Dataset excerpts
===============

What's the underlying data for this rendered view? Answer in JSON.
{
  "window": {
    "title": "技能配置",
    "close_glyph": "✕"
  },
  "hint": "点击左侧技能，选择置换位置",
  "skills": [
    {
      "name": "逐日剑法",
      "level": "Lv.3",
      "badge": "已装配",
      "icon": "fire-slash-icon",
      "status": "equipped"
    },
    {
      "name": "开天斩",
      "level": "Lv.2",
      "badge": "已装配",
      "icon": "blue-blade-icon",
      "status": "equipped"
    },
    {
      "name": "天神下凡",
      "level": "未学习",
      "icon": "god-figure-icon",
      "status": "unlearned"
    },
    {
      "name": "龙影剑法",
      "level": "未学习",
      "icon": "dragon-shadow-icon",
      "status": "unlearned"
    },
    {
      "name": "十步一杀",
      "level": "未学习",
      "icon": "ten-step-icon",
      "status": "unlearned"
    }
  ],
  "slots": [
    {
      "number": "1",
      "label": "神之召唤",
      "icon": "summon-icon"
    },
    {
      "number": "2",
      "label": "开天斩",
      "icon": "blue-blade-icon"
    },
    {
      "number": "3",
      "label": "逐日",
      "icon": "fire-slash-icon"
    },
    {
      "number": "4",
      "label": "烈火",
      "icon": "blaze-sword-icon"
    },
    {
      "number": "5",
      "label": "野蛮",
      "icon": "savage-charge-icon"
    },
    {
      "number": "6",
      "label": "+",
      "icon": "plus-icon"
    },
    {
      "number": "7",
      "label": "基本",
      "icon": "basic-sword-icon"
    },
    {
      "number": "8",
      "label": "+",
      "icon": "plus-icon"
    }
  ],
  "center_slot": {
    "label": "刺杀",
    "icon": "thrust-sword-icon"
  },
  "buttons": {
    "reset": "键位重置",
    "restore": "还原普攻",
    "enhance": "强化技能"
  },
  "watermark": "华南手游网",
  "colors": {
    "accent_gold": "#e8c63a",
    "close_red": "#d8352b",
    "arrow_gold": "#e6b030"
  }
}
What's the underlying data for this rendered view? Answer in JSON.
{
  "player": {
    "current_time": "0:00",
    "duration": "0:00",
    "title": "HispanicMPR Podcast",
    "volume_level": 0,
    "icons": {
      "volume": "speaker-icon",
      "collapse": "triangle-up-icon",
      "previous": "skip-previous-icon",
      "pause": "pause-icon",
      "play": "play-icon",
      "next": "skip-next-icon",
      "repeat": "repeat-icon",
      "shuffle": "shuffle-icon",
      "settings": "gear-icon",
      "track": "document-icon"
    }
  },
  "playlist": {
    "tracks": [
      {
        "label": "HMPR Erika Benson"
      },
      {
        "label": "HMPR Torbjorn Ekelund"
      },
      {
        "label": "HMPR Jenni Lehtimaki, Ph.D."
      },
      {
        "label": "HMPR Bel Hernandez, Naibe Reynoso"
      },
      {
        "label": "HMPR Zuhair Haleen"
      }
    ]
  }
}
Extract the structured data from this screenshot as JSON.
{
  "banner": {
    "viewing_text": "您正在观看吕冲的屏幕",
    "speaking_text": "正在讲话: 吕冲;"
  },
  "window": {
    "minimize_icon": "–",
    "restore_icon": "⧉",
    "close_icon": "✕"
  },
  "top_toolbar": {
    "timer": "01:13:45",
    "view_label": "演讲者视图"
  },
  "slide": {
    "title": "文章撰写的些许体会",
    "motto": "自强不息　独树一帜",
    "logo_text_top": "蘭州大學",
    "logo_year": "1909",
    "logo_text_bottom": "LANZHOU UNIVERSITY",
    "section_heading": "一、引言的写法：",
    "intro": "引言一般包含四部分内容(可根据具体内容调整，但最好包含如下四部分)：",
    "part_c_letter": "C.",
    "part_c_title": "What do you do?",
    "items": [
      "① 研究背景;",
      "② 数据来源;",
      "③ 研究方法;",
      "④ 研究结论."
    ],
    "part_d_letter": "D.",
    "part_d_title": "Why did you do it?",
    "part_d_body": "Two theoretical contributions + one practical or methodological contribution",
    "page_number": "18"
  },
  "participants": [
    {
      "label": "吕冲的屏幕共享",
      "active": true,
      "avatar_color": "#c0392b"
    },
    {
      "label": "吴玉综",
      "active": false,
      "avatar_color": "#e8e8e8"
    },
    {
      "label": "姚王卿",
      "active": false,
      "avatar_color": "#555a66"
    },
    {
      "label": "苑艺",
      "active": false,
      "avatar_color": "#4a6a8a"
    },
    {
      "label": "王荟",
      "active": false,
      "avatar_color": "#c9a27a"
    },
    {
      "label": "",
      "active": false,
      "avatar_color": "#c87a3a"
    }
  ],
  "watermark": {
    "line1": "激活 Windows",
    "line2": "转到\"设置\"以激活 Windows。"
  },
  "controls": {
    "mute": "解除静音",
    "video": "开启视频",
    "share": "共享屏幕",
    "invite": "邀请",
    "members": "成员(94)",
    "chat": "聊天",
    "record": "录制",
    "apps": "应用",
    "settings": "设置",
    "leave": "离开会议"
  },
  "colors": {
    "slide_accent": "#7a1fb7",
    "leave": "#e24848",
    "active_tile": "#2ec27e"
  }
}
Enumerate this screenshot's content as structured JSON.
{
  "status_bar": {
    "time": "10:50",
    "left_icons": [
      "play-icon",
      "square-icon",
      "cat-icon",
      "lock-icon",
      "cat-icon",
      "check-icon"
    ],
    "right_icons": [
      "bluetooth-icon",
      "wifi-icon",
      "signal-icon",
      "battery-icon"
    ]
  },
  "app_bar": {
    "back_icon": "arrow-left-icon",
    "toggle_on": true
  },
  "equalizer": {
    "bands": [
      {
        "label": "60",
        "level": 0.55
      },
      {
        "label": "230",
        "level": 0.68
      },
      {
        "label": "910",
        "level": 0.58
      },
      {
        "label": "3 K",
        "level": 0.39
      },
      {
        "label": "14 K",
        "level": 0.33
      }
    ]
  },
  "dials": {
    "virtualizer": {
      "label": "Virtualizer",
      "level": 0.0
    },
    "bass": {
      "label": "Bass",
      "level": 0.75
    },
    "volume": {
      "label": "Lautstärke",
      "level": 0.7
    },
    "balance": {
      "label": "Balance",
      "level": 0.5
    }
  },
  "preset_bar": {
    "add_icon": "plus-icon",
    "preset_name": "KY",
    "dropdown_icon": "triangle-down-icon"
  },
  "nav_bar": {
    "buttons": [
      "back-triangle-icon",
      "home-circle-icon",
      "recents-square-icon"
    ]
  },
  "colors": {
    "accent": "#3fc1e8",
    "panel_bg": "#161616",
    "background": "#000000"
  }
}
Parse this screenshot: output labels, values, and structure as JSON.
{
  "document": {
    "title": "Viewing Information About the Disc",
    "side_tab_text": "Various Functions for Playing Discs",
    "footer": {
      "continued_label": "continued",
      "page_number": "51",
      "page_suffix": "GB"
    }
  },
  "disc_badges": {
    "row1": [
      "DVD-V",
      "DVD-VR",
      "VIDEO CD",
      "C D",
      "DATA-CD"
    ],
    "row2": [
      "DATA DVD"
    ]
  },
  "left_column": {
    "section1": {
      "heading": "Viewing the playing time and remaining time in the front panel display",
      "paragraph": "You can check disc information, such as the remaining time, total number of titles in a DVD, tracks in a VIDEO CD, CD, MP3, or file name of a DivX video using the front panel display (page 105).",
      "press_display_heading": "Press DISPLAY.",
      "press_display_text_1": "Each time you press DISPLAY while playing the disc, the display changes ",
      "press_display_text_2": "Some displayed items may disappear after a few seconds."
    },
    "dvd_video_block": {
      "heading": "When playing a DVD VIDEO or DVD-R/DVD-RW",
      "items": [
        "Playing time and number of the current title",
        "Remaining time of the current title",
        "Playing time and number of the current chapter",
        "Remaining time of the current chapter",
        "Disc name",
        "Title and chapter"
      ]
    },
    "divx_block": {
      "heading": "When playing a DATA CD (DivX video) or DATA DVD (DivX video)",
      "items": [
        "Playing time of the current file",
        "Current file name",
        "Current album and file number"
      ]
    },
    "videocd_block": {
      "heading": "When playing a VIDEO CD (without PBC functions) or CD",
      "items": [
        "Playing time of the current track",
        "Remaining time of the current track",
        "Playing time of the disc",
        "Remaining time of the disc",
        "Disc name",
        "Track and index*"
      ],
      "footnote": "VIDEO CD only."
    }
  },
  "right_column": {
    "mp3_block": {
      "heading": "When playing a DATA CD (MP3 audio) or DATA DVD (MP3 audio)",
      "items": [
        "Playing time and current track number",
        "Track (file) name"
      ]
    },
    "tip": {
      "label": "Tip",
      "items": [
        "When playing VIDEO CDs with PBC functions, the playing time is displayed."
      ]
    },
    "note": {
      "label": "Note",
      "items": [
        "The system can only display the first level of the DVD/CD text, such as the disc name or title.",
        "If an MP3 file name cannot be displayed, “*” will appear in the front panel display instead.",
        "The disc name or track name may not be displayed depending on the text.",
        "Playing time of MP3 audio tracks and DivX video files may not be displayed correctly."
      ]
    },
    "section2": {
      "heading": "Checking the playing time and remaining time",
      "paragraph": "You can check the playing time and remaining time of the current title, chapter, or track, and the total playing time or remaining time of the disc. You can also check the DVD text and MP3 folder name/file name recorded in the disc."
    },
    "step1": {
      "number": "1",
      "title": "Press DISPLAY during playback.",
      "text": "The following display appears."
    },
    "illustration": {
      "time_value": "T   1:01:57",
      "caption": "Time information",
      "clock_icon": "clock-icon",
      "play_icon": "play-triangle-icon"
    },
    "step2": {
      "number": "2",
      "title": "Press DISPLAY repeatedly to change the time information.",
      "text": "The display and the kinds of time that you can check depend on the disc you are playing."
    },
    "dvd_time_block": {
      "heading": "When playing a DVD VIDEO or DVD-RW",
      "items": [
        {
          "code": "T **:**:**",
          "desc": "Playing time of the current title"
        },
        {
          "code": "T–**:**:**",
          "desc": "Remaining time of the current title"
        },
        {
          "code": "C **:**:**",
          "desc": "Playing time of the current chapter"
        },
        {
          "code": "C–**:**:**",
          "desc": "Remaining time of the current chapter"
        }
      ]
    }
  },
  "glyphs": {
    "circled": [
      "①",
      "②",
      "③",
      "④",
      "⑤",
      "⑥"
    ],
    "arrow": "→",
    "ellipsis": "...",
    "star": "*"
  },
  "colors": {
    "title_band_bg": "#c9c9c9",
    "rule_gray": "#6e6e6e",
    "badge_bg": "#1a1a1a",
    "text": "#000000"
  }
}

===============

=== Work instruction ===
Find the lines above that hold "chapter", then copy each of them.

=== Answer for the task ===
        "Playing time and number of the current chapter",
        "Remaining time of the current chapter",
        "Title and chapter"
      "paragraph": "You can check the playing time and remaining time of the current title, chapter, or track, and the total playing time or remaining time of the disc. You can also check the DVD text and MP3 folder name/file name recorded in the disc."
          "desc": "Playing time of the current chapter"
          "desc": "Remaining time of the current chapter"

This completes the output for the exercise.